In the jazz world, there's no shortage of talk about musicians' individual voices -- how this saxophonist or that pianist is instantly recognizable on the basis of a single note or chord.
Classical music isn't quite as known for such outright individualism, but it's still there. A good example can be found in clarinetist Anthony McGill, a man with a voice.
The connecting factor in the first two programs of Music@Menlo's 10th anniversary season, McGill has a sound that can spread like a warm, gossamer fog or penetrate like a lance. A Menlo star since the festival's inaugural season in 2003, when he was 23, he offered a rather astonishing Sunday morning recital with pianist Gloria Chien.
Over two short hours in Stent Family Hall on the Menlo School campus in Atherton, he exhibited his full arsenal: dreamtime squiggles of liquid lyricism (Debussy); chest-beating cries of heartache (Scriabin); sounds resembling bird songs and faintest intergalactic radio signals (Messiaen); and a carnival of sunlit technical showmanship out of Romantic literature (Weber).
Worth noting is that McGill -- whose main gig is as principal clarinetist with the Metropolitan Opera Orchestra -- is unassuming and good-humored; he makes an audience feel at home. Also worth noting is that McGill, 33, and Chien, 35, illustrate how festival founders Wu Han and David Finckel (who also lead New York's Chamber Music Society of Lincoln Center) have groomed a new generation
She is a coat-of-many-colors pianist: Finely blended sound tapestries emerged from her instrument at Sunday's "Carte Blanche" recital, which explored themes of longing and memory, of time outside of time. And she is a close listener; she and McGill were acutely in balance -- no overplaying by either party.
The result was music of floating contemplation, as in Debussy's "Premiere rhapsodie"; or painfully shadowed memories, as in Schumann's "Nicht schnell," one of Three Romances for Clarinet and Piano; or utter exuberance, as in the conclusion to Weber's Grand Duo Concertante in E-flat major. During the finale's most buoyant passages, McGill and Chien seemed to be trading jumps on a trampoline.

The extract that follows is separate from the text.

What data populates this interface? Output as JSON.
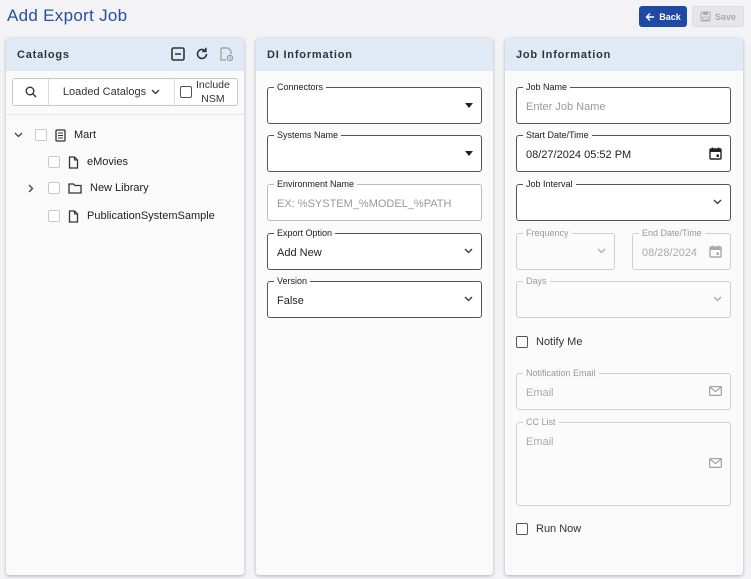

Perhaps most moving of all were McGill's solo performances: "Abyss of the Birds," from Messiaen's "Quartet for the End of Time," and Stravinsky's Three Pieces for Solo Clarinet. These works allowed the clarinetist, with his deft pianissimo effects -- sounds from some quiet internal universe -- to channel a sense of mystical loneliness, a pure despondency that purges, emerging as boiled-down beauty.
At Saturday's festival-opening program in Stent, McGill joined the Pacifica Quartet for Mozart's Clarinet Quintet in A major. What a sweet kiss of a performance: mellifluous, ephemeral, luxuriously fine. During the Minuetto, the five players seemed caught up in a gravity-free dance.
And speaking of a new generation of players: The festival introduced 22-year-old violinist Benjamin Beilman, whose playing was tentative during the slow, suspended opening to Schubert's Fantasy for Violin and Piano in C major. But by the end of the performance with pianist Juho Pohjonen, Beilman was brilliant-toned and breezily declarative.
He later joined Pohjonen and cellist Finckel in a bracing performance of Beethoven's Piano Trio in E-flat major, Op. 70. The players were equally at home with the composer's juicy lyricism and stormy, heroic gestures. During the finale, Finckel gaped at Pohjonen, whose lines were torrential, as if someone had uncapped a fire hydrant.
Through: Aug. 11
Next concert: Sunday at 6 p.m., a repeat of Saturday's opening-night program
Where: Center for Performing Arts, Menlo-Atherton High School, 555 Middlefield Road, Atherton
Tickets: $55-$65 adults, $20-$30 students; 650-331-0202 or www.musicatmenlo.org